"How to Raise a Reader," by Pamela Paul and Maria Russo. AP
Whether your child is yet-to-be-born, a teenager or somewhere in between, "How to Raise a Reader" has some tips and a whole lot of book recommendations for you.
Authors Pamela Paul and Maria Russo are parents themselves, as well as editors of The New York Times Book Review, and they draw on their experience in both realms in writing this book. They argue: "School is where children learn that they have to read. Home is where kids learn to read because they want to. It's where they learn to love to read."
In order to do that, however, parents need to follow some guidelines. Don't fret about when your child learns to read by himself or herself. ("There is no 'correct' age for independent reading and no special formula for getting every child to read by, say, age 5½.") Hold your tongue when it comes to your child's reading choices. ("There may be some specific aspect of that book that is speaking to your child. Or maybe he just feels like reading something less obviously challenging at the moment.") Above all, practice what you preach. ("If you want to raise a reader, be a reader.") The authors encourage parents to get back to reading themselves if they've let that activity slide, and to foster a culture of reading in the home.
The book is divided by age range, and each section has advice on what to look for in books for that stage, what to be wary of and a list of recommendations. There is also an extensive recommended list in the final section of the book, organized by theme (from "Books That Make Us Laugh" to "Tearjerkers," and "Great Friendship Stories" to "Science and Nature").
"How to Raise a Reader" is a surprisingly easy and quick read. The authors don't delve into the research behind their advice but they do share the summaries. Their take on why bribing kids to read can backfire: "It's an acknowledged psychological truth that 'intrinsic motivation' - having the desire to do something, such as reading, on your own - suffers when the activity is associated with 'external controls' such as reward, punishments, and requirements." Their explanation why you should always reach for the physical book instead of an e-book: "Studies have shown that children, even more than adults, absorb and retain stories better when they read them in print."
In his book he gave uncensored details about what it means to be living in a world you do not fit. In his case being obese in a world where airplanes, public restrooms, restaurants and booths are not prioritize for people with his body type.
It’s the stuff of romance novels, but it’s true. Miller’s tempestuous real life — from abused child to shellshocked war correspondent — is tailor-made for historical fiction.
In this novel, Liza Wieland distills Bishop’s formative years into an artful blend of biography and imagination.

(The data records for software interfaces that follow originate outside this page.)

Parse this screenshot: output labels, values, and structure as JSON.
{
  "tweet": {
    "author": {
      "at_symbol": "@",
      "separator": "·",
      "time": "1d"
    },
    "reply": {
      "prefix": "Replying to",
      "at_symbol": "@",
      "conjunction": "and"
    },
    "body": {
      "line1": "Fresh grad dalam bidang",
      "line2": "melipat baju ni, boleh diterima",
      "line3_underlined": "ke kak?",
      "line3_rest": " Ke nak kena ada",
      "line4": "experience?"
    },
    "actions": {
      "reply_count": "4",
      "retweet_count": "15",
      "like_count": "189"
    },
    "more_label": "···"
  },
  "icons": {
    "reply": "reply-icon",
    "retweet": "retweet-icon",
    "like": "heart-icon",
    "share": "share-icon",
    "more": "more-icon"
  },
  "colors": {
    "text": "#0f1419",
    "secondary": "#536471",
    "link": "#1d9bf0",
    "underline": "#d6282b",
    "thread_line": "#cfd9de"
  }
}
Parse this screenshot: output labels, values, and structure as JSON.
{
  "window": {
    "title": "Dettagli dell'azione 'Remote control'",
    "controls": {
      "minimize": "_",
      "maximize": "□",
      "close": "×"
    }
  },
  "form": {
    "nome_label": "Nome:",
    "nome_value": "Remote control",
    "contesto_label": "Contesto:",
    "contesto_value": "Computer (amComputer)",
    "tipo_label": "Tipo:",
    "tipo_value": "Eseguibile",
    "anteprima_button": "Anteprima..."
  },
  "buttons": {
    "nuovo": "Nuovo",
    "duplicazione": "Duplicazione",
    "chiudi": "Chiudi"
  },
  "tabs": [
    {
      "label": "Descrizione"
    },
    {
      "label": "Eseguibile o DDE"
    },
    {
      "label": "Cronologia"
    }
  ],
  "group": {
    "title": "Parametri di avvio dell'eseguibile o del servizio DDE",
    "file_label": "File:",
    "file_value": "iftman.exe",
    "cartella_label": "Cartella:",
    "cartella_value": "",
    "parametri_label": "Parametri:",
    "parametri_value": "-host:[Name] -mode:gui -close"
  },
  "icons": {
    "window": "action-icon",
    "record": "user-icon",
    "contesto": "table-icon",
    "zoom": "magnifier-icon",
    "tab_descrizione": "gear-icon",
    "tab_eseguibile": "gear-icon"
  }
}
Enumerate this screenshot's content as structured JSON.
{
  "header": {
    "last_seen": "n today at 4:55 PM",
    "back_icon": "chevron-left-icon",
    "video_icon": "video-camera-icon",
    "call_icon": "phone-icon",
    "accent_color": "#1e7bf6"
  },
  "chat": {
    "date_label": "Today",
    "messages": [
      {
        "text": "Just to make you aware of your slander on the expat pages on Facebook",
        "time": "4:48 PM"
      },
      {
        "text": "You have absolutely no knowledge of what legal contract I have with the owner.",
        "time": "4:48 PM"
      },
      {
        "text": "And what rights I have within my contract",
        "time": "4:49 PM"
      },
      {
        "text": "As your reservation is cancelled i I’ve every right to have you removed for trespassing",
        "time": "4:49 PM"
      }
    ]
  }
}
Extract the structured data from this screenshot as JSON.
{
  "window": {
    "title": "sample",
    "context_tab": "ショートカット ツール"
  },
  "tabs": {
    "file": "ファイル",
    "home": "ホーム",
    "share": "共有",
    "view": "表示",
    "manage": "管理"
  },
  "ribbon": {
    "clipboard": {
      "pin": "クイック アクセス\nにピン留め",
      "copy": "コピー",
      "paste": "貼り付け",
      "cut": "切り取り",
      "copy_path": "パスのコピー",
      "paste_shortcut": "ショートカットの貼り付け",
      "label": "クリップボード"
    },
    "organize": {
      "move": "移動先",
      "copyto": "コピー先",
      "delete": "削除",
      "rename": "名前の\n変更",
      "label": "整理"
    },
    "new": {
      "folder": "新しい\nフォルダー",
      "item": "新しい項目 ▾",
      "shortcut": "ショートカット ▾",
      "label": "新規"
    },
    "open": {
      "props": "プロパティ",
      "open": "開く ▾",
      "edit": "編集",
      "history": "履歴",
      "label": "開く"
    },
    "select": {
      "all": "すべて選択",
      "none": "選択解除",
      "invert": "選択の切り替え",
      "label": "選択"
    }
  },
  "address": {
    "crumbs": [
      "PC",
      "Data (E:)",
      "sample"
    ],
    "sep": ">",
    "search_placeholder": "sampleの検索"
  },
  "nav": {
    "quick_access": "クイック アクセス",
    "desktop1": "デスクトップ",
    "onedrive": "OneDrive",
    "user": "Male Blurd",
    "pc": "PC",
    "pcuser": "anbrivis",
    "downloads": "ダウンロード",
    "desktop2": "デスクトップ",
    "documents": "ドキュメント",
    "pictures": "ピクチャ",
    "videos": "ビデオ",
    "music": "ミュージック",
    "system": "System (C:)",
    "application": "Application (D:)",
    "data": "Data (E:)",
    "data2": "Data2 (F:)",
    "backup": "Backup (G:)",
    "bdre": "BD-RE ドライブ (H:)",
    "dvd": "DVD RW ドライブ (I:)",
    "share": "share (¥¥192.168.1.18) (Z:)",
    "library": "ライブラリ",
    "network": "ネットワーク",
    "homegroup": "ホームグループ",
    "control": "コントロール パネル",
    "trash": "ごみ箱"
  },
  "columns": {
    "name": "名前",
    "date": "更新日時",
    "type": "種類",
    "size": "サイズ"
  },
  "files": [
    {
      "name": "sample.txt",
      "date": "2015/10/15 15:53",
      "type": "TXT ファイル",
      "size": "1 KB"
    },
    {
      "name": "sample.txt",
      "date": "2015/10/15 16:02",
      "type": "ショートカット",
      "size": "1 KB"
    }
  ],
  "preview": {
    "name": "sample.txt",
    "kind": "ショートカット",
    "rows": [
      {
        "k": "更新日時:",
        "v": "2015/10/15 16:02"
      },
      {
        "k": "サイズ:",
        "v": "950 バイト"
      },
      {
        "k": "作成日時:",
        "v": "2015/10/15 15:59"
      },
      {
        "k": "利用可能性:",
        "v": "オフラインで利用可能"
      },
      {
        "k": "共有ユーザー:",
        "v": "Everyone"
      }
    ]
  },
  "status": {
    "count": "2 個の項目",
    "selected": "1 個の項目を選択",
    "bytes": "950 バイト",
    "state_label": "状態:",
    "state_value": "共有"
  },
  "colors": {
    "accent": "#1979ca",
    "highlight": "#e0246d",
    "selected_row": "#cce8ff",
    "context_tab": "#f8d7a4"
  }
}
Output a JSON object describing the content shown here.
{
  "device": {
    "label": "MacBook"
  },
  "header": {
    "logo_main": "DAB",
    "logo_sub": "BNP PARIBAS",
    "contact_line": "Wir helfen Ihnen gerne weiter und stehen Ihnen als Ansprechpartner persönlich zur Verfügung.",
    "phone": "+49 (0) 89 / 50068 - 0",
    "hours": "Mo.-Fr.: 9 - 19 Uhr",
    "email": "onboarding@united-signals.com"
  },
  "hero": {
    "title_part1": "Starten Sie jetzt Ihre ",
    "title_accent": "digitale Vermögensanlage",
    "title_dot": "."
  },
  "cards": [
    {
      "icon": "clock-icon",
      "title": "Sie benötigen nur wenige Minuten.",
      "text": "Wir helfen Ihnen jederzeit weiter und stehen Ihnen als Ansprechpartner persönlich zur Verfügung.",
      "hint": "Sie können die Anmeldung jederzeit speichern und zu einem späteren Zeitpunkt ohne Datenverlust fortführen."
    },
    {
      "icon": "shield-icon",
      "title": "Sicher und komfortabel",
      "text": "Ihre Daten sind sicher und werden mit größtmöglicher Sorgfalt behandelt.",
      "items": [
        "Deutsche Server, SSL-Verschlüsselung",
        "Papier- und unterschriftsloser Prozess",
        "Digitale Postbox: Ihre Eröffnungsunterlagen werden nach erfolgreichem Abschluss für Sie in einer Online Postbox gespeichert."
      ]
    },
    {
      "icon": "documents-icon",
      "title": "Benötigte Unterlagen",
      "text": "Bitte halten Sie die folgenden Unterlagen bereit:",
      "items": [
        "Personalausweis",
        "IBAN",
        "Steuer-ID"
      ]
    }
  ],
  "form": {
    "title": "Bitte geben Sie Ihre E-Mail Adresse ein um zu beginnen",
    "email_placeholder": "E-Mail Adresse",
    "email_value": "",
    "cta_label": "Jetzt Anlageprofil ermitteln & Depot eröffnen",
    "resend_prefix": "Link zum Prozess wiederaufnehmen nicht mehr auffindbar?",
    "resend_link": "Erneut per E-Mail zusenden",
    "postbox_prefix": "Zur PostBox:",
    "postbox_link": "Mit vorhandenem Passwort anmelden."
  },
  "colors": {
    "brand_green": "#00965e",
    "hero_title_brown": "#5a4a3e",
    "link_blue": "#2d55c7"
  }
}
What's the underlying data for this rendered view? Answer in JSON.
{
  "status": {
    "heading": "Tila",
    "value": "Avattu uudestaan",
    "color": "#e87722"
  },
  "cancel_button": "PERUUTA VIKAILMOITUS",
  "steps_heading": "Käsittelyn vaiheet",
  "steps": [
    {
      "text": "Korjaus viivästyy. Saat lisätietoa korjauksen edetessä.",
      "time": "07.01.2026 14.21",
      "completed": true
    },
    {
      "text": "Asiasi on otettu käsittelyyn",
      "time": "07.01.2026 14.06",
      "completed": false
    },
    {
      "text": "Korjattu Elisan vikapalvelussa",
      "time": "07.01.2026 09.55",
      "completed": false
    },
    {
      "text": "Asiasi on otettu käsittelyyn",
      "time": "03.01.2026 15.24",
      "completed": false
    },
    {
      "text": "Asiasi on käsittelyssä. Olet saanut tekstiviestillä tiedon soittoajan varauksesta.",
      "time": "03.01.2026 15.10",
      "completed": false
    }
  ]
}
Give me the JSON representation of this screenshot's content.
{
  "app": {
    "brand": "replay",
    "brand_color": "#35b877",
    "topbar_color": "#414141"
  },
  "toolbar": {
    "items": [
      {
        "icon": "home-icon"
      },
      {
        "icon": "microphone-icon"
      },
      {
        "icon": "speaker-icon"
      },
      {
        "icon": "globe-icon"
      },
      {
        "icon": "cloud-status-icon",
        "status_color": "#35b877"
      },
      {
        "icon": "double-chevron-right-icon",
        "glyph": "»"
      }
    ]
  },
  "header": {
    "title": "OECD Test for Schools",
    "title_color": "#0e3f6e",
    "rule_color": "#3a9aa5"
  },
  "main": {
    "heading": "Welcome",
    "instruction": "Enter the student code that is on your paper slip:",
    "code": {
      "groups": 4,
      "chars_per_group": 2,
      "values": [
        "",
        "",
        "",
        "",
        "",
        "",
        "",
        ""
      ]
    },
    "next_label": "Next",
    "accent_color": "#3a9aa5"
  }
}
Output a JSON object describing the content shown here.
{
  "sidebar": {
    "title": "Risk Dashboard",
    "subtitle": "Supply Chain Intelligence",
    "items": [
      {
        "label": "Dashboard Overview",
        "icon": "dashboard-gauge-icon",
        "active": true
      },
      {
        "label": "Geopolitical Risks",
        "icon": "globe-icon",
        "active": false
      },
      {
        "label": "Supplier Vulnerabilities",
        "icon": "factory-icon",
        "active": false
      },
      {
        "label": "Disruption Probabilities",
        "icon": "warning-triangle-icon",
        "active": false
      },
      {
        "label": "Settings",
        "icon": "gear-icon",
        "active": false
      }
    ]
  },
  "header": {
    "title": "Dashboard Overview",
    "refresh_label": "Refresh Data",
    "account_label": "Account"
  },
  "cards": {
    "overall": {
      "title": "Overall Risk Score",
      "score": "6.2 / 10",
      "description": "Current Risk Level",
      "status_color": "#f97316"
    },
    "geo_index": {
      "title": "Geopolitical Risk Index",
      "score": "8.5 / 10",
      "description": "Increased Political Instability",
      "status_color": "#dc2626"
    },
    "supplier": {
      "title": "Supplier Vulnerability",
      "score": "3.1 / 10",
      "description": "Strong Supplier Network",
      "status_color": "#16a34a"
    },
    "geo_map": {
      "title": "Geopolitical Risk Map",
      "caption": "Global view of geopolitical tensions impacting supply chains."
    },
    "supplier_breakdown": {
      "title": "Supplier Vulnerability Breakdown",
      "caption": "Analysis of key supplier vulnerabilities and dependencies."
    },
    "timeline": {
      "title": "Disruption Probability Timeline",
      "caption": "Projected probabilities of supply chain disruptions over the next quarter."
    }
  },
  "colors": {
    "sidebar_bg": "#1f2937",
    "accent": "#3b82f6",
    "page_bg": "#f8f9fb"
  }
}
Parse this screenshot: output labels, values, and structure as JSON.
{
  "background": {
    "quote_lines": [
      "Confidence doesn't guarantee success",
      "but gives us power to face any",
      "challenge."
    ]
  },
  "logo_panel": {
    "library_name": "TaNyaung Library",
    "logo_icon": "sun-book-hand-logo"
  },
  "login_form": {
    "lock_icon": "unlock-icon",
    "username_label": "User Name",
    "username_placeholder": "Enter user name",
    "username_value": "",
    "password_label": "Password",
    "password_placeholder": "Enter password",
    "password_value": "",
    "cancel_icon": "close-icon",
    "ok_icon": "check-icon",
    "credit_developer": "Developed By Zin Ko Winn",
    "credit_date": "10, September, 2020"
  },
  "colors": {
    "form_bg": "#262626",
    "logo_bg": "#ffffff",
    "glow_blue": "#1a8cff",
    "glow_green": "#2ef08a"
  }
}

Her challenge is to echo Bishop’s poetic voice without losing her own, and she manages beautifully.
The trailer of the upcoming Mahesh Bhatt directorial ‘Sadak 2’ was released on Wednesday morning and within a few hours, the number of dislikes on the video widely surpassed the number of likes on it.
Alserkal Arts Foundation is presenting New Waves: Mohamed Melehi and the Casablanca Art School Archives in Concrete, Alserkal Avenue, Dubai (Sept. 19 – Oct. 10).
Angelina Jolie has asked for the removal of the private judge overseeing her divorce from Brad Pitt over claims he has a business relationship with her ex-husband’s attorney.